So I took everything off and laid everything out on the picnic table and even setup the bivvy I had brought with me all this way so I could crawl into it while stuff was drying and I was waiting out the rain. It rained hard for at least another hour before I finally started to see a few breaks in the clouds and a few spots of clear blue sky. Thankfully, I had good cellphone coverage there so I was watching the radar, too, and it looked like the storm was indeed past me and that no more were heading my way. So I changed into all my dry clothes, and packed up everything and was on my way about an hour and a half after stopping.
Hilariously, I was less than a mile away from a somewhat large town with at least one gas station that I rode right on by. So if that picnic shelter hadn’t been there, I would have been able to wait it out at the gas station. In any case, though, it was nice to find a a shelter outside to wait out the storm in this remarkably remote-feeling area immediately adjacent to a town.
I still had a bit of riding to do even before making it to Ouray … enough that I was indeed out of water and mostly out of food by the time I made it there. I am very glad that I didn’t have enough left to make me think I could make it all the way to Silverton because I would definitely not have made it, and the gas station in Silverton was closed by the time I got there. Thankfully, I bought enough at the Ouray gas station that I was indeed able to make it all the way to Durango 75 miles and 7500 feet of climbing. I still had plenty of water because the temps were indeed very cold down into the 30s for a good chunk of those 75 miles.

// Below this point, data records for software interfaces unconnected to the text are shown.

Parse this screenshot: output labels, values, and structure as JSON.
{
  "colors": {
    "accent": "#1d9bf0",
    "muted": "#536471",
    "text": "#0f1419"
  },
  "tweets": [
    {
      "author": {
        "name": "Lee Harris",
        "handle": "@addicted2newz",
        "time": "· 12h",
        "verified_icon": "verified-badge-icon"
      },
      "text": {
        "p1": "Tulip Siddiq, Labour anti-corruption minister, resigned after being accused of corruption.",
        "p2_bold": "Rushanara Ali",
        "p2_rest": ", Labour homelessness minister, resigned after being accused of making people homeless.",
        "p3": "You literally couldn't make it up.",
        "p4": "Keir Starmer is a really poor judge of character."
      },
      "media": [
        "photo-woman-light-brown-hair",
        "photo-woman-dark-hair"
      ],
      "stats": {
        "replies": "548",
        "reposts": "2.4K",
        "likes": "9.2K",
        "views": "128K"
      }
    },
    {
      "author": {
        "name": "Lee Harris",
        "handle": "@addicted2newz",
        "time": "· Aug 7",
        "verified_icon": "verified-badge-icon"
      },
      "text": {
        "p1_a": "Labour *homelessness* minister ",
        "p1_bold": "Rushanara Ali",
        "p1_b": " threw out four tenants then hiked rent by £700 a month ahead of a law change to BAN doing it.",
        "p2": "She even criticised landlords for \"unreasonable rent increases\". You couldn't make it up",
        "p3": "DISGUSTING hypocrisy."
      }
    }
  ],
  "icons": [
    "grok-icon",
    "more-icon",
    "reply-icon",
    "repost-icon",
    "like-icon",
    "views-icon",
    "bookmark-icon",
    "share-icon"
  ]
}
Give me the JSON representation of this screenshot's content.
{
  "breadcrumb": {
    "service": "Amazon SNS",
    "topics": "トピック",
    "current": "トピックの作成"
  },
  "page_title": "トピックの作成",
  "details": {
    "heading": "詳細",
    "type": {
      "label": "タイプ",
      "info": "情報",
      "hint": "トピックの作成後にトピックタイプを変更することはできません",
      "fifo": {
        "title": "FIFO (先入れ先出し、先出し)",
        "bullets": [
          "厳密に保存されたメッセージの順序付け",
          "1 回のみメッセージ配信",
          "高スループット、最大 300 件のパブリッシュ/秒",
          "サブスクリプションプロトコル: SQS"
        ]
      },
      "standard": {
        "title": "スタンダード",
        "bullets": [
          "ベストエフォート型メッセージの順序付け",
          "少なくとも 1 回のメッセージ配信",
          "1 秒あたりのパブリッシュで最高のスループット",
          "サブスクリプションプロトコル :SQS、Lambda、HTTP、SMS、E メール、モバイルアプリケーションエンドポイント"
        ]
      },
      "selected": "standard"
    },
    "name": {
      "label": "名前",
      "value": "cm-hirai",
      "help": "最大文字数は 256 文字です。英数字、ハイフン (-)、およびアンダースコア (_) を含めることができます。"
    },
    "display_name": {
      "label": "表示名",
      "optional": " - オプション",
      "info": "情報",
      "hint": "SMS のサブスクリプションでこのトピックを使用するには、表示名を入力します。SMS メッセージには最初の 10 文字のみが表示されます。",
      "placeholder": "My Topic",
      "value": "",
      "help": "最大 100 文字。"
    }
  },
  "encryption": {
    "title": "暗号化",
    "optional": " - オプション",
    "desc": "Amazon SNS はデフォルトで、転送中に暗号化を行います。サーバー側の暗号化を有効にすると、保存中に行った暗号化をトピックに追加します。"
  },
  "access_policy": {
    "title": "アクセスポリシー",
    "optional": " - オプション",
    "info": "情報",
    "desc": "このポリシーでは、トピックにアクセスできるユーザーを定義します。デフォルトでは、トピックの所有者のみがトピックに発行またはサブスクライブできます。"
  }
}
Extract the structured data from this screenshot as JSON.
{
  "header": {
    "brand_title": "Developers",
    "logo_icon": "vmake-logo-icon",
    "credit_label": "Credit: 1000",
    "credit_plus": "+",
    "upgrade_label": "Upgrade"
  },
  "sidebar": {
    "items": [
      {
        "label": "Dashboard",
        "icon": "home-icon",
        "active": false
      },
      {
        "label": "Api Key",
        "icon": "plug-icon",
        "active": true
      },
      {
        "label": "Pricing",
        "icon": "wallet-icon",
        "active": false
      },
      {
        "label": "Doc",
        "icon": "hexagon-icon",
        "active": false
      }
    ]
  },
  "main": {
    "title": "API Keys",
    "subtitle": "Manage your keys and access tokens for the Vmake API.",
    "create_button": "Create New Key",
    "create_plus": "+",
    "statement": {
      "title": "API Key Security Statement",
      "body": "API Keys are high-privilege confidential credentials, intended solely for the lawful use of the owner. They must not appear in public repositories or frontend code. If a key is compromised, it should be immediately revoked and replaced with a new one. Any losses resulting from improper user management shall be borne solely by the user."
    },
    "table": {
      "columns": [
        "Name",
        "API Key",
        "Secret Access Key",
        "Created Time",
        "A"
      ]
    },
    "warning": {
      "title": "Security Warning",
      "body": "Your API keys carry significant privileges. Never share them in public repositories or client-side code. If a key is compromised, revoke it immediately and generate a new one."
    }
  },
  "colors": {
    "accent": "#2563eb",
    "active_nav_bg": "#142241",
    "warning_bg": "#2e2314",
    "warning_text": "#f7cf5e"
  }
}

The 75 miles between Ouray and Durango were spectacular … particularly the first 25 miles between Ouray and Silverton. I kept taking pictures while riding and stopping in a few places to peer over the edge. The road frequently narrowed to just one lane with no guardrail on the dropoff side. I was told that they don’t put guardrails to make sure that no snow gets hung up on the guardrail making it hard to see where the edge of the road is. I will let the pictures and captions speak for themselves for this section and just summarize it as spectacular … the most Colorado-ish part of Colorado I have ever been in.
I was mistaken when I reached the top of the first major pass (Red Mountain) that it would be “all downhill” to Durango. But I also knew that there were many, many miles left and that Durango itself was over 6,000 feet of elevation. So I was also trying to figure out how that would work. The way it worked is that it is most definitely NOT all downhill to Durango from either the top of the first pass or from Silverton itself. You end up doing two more major climbs after that first big climb up from Ouray.
Even though the sun had set even before I made it to the top of the first pass, the moon was bright enough for me to get a lot of good pics almost like it was daytime!
Thankfully, there was very little traffic late at night as I made my way across the million dollar highway to Durango. It was just before 2am that I finally dropped down into town and directly to our hotel where Kristine was waiting for me outside the hotel lobby to welcome me at the end of my Ride4Gabe 5.0 adventure.